This reference has not been found in CD’s Experiment book (DAR 157a), but see n. 7, below.
CD sent £5 5s. to cover the cost of the experiments in his letter to Tegetmeier of 9 July [1863] (Correspondence vol. 11). Tegetmeier carried out the crosses between 1863 and 1865 (see letters from W. B. Tegetmeier, 7 July 1863 (Correspondence vol. 11) and 13 March 1865, Calendar no. 4785). He published an account of the experiments in Tegetmeier 1867, p. 224; CD reported Tegetmeier’s observations in Variation 1: 242.
The reference is to crossing experiments that CD carried out in 1859 and 1860 with a male Spanish fowl provided by Tegetmeier (see Correspondence vol. 7, letters to W. B. Tegetmeier, 16 November [1858], 27 [November 1858], and 24 December [1858]). By crossing different varieties, CD hoped to produce a reversion to the coloration of the presumed ancestral breed. The results from these experiments are given in his Experiment book (DAR 157a), pp. 41–2, 49–50, and in Variation 1: 240–2, 2: 67.
See Correspondence vol. 10, Appendix VI.
The letters referred to have not been found, but see Correspondence vol. 10, Appendix VI.
CD referred to this point in his notes on hybridity (see Correspondence vol. 10, Appendix VI).
In June 1861, CD had sent the manuscript of a draft chapter on domestic fowls, prepared for inclusion in Variation, for Tegetmeier’s comments (see Correspondence vol. 9, letter to W. B. Tegetmeier, 14 June [1861]). In the event, Tegetmeier did not read and return the manuscript with his comments until 1865 (see letter to W. B. Tegetmeier, [7 April 1865], Calendar no. 4806).

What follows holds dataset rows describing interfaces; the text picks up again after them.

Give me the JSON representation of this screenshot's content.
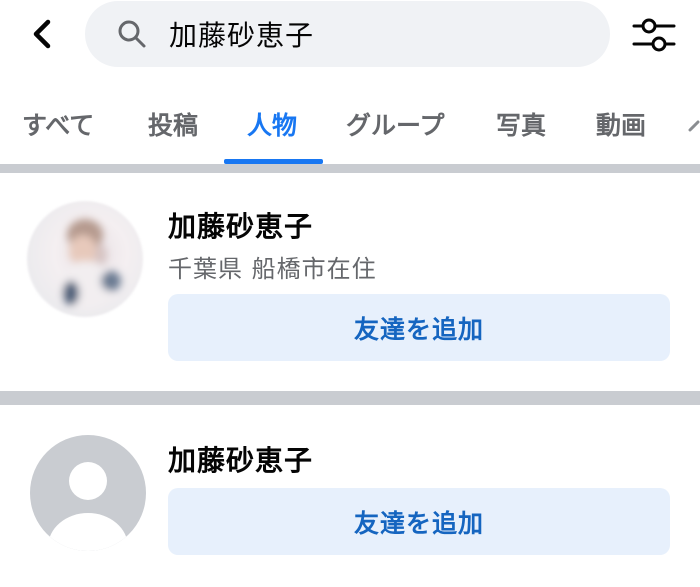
{
  "search": {
    "query": "加藤砂恵子"
  },
  "tabs": [
    "すべて",
    "投稿",
    "人物",
    "グループ",
    "写真",
    "動画"
  ],
  "active_tab": "人物",
  "accent_color": "#1877f2",
  "results": [
    {
      "name": "加藤砂恵子",
      "location": "千葉県 船橋市在住",
      "add_label": "友達を追加",
      "avatar": "profile-photo"
    },
    {
      "name": "加藤砂恵子",
      "add_label": "友達を追加",
      "avatar": "default-silhouette"
    }
  ]
}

Summary

CD interested in hybrid sterility and encloses his preliminary MS. Outlines experiments to test for existence of sterility in breeds of poultry and pigeons.

Experiments on dimorphism have led him to change in part his opinion as given in Origin, and he is now asking pigeon and poultry fanciers for any examples of special selective sterility [i.e., a particular pair are sterile when crossed, but each individual is fertile with others] and hopes to investigate its inheritance.

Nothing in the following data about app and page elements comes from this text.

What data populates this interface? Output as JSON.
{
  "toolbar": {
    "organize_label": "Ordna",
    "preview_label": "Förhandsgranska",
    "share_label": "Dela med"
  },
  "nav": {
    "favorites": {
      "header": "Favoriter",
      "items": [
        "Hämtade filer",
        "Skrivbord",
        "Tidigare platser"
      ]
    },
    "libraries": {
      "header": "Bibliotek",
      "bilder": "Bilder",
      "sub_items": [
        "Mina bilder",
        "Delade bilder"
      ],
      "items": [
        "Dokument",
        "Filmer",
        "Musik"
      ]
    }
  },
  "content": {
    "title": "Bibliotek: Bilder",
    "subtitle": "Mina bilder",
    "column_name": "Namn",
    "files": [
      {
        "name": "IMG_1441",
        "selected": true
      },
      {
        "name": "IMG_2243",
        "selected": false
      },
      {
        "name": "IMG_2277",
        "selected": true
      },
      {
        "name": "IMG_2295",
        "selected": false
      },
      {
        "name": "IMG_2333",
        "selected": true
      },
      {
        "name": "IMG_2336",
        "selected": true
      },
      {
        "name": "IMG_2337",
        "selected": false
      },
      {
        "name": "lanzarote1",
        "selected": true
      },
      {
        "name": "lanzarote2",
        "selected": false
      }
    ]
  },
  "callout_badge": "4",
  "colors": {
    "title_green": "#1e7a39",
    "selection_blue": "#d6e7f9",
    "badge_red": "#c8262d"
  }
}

Letter details

Letter no.
DCP-LETT-3877
From
Charles Robert Darwin
To
William Bernhard Tegetmeier
Sent from
Down
Source of text
Archives of the New York Botanical Garden (Charles Finney Cox collection)
Physical description
8pp

Please cite as

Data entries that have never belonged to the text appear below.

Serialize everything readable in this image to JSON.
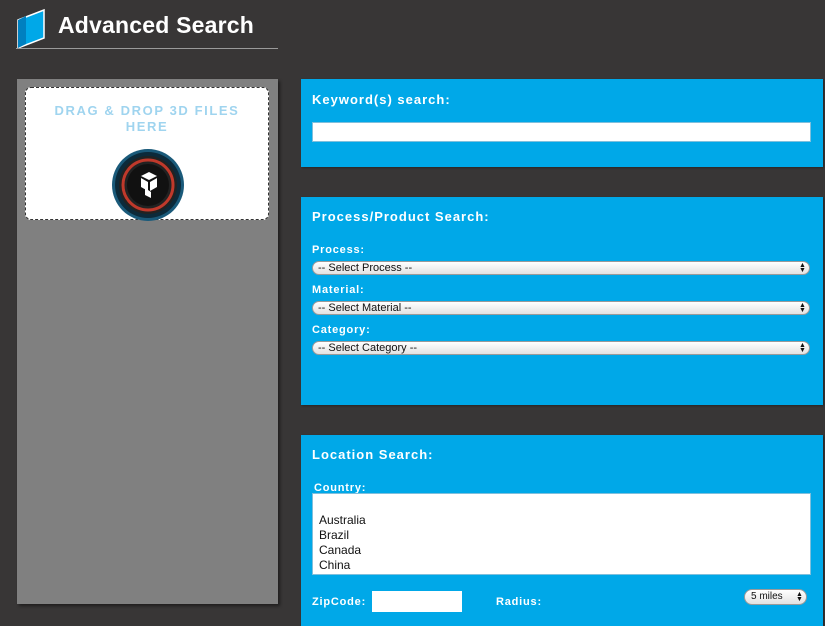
{
  "header": {
    "title": "Advanced Search",
    "logo_icon": "blue-cube-logo"
  },
  "dropzone": {
    "text": "DRAG & DROP 3D FILES HERE",
    "icon": "3d-upload-badge-icon"
  },
  "keyword_panel": {
    "title": "Keyword(s) search:",
    "input_value": ""
  },
  "process_panel": {
    "title": "Process/Product Search:",
    "process_label": "Process:",
    "process_selected": "-- Select Process --",
    "material_label": "Material:",
    "material_selected": "-- Select Material --",
    "category_label": "Category:",
    "category_selected": "-- Select Category --"
  },
  "location_panel": {
    "title": "Location Search:",
    "country_label": "Country:",
    "countries": [
      "",
      "Australia",
      "Brazil",
      "Canada",
      "China"
    ],
    "zipcode_label": "ZipCode:",
    "zipcode_value": "",
    "radius_label": "Radius:",
    "radius_selected": "5 miles"
  },
  "colors": {
    "background": "#383636",
    "panel_blue": "#00a8e8",
    "left_panel": "#808080",
    "dropzone_text": "#9fd4ef"
  }
}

Darwin Correspondence Project, “Letter no. 3877,” accessed on 24 May 2019, http://www.darwinproject.ac.uk/DCP-LETT-3877

Also published in The Correspondence of Charles Darwin, vol. 10

letter